Etymology edit

town +‎ -ie

Pronunciation edit

  • IPA(key): /ˈtaʊni/
  • (file)
  • Rhymes: -aʊni

Noun edit

townie (plural townies)

  1. (UK, US) A person living in a university area who is not associated with the university.
    • 1947 November, “College football business”, in Kiplinger Magazine, page 36:
      Professional gamblers have a cushy racket in college football because old grads and even townies of college localities are sentimental bettors and easy to separate from their money.
    • 1994, Terry O'Banion, A Learning College for the 21st Century, page 11:
      School is an ivory tower on the hill; it nestles in the gated groves of academe. It’s residents do not mix with “townies.”
    • 2004, Terry Gross, All I Did Was Ask, page 336:
      In Spike Lee's movie School Daze you play a townie who's very hostile to the college students from out of town.
  2. (UK) A person who has moved from a town or city to a rural area. Especially, one who is perceived not to have adopted rural ways.
    • 1914 June 6, Roper Lethbridge, “Village Words”, in The Saturday Review, page 737:
      [Hamlet] was only repeating the phrase of an ordinary English rustic when jeering at a “townie”—whom he suspected of being a gutter-snipe—that “He don’t know a hawk from a hernshaw”.
    • 1998, Ken Ashton, “Preface”, in Graham Irwin, A Farm of Our Own, page 8:
      From being a born-and-bred townie from north London, to a 36-year-old part-time farmer and full-time businessman is no mean achievement.
    • 2003, Rob Humphreys, The Rough Guide to London, page v:
      The term cockney originally meant cock’s egg or misshapen egg such as a young hen might lay, in other words a lily-livered townie as opposed to a strong countryman.
  3. (UK) A person familiar with the town (urbanised centre of a city) and with going out on the town; a street-wise person.
  4. (UK, derogatory) A chav.
  5. (US) A working-class citizen in a metropolitan area.
  6. (UK, Australia, New Zealand, informal) A person who lives in a city or town, or has an urban outlook.
    • 1949 March and April, F. G. Roe, “I Saw Three Englands–2”, in Railway Magazine, page 83:
      Here I parted with my fellow-townies, whose home shed at Millhouses covers fields where I played as a child.
    • 1999, Richard D. Lewis, When Cultures Collide: Managing Successfully Across Cultures[1], page 191:
      The modern Aussie is a townie through and through. Australia is the least densely populated country on earth; it is also among the most highly urbanised.
    • 2002, Graeme Davison, “Rural Sustainability in Historical Perspective”, in Chris Cocklin, Jacqui Dibden, editors, Sustainability and Change in Rural Australia, University Of New South Wales Press, page 40:
      In the 1940′s, a social survey of Victorian country towns found a similar gap between the interests and outlooks of farmers and townies, and an underlying fear on the part of the townsfolk.
    • 2005, Marc Brodie, “Chapter 9: The Politics of Rural Nostalgia between the Wars”, in Graeme Davison, Marc Brodie, editors, Struggle Country: The Rural Ideal in Twentieth-Century Australia, page 9.9:
      In that sense, the townies, not the farmers, were the inheritors of a pioneer capacity for hard work.
    • 2008, Jim Sharman, Blood & Tinsel: A Memoir, Melbourne University Publishing, page 18:
      Earlier, there would probably have been a grudge match between two townies, or locals.

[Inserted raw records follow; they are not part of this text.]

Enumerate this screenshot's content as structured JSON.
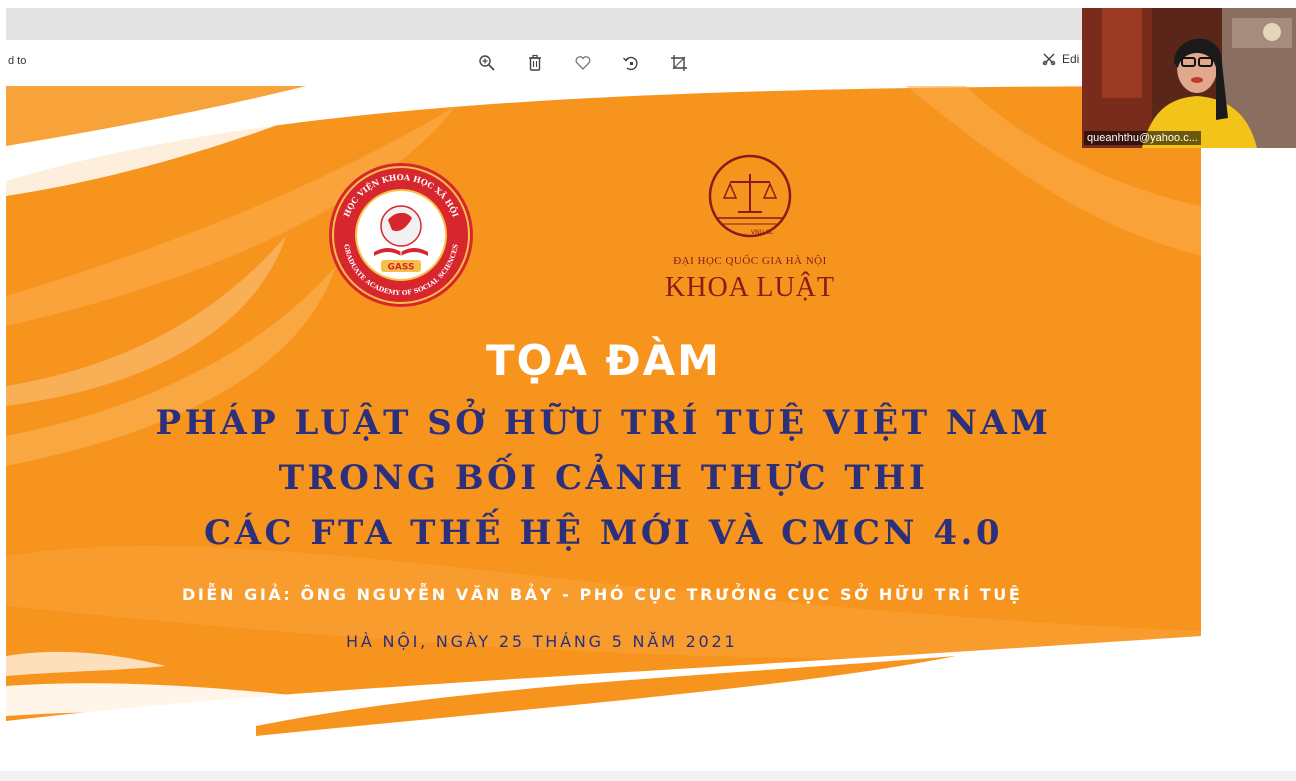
{
  "toolbar": {
    "left_text": "d to",
    "edit_label": "Edi",
    "tools": [
      {
        "name": "zoom-in-icon"
      },
      {
        "name": "delete-icon"
      },
      {
        "name": "favorite-icon"
      },
      {
        "name": "rotate-icon"
      },
      {
        "name": "crop-icon"
      }
    ]
  },
  "slide": {
    "logo_left": {
      "ring_top_text": "HỌC VIỆN KHOA HỌC XÃ HỘI",
      "ring_bottom_text": "GRADUATE ACADEMY OF SOCIAL SCIENCES",
      "badge": "GASS"
    },
    "logo_right": {
      "emblem_text": "VNU-SL",
      "line1": "ĐẠI HỌC QUỐC GIA HÀ NỘI",
      "line2": "KHOA LUẬT"
    },
    "title_main": "TỌA ĐÀM",
    "title_lines": [
      "PHÁP LUẬT SỞ HỮU TRÍ TUỆ VIỆT NAM",
      "TRONG BỐI CẢNH THỰC THI",
      "CÁC FTA THẾ HỆ MỚI VÀ CMCN 4.0"
    ],
    "speaker": "DIỄN GIẢ: ÔNG NGUYỄN VĂN BẢY -  PHÓ CỤC TRƯỞNG CỤC SỞ HỮU TRÍ TUỆ",
    "date": "HÀ NỘI, NGÀY 25 THÁNG 5 NĂM 2021"
  },
  "webcam": {
    "participant": "queanhthu@yahoo.c..."
  },
  "colors": {
    "orange": "#f7941d",
    "navy": "#2b2f7c",
    "maroon": "#8b1a1a",
    "red": "#d7262e"
  }
}
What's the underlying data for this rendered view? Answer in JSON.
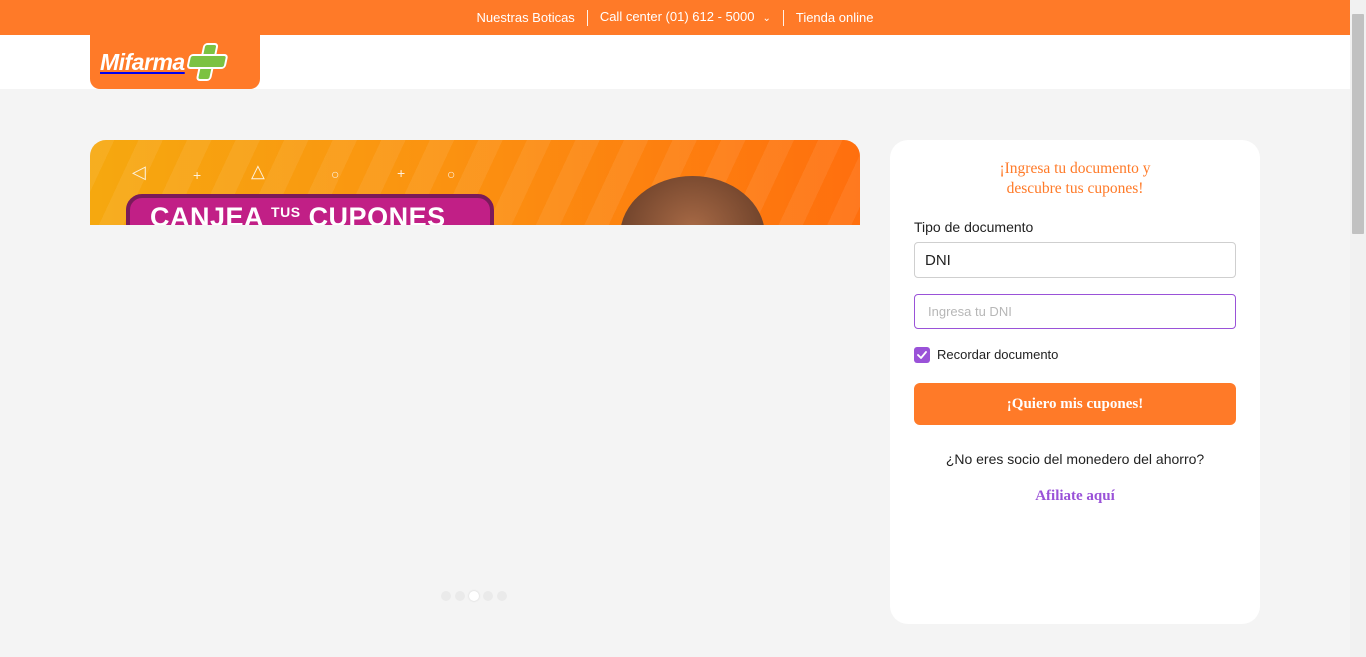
{
  "topbar": {
    "links": [
      "Nuestras Boticas",
      "Call center (01) 612 - 5000",
      "Tienda online"
    ]
  },
  "brand": {
    "name": "Mifarma",
    "color": "#ff7a28",
    "cross_color": "#7cc242"
  },
  "banner": {
    "title": "CANJEA",
    "title_small": "TUS",
    "title_end": "CUPONES",
    "carousel_active_index": 2,
    "carousel_count": 5
  },
  "form": {
    "heading_line1": "¡Ingresa tu documento y",
    "heading_line2": "descubre tus cupones!",
    "doc_type_label": "Tipo de documento",
    "doc_type_value": "DNI",
    "doc_number_placeholder": "Ingresa tu DNI",
    "remember_label": "Recordar documento",
    "remember_checked": true,
    "submit_label": "¡Quiero mis cupones!",
    "question": "¿No eres socio del monedero del ahorro?",
    "affiliate_link": "Afiliate aquí"
  },
  "colors": {
    "accent": "#ff7a28",
    "purple": "#9a52d8"
  }
}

Synonyms edit

  • (chav): See synonyms at chav.

Antonyms edit

  • (antonym(s) of "person who lives in a city or town or has an urban outlook"): cocky ("farmer")

See also edit

Anagrams edit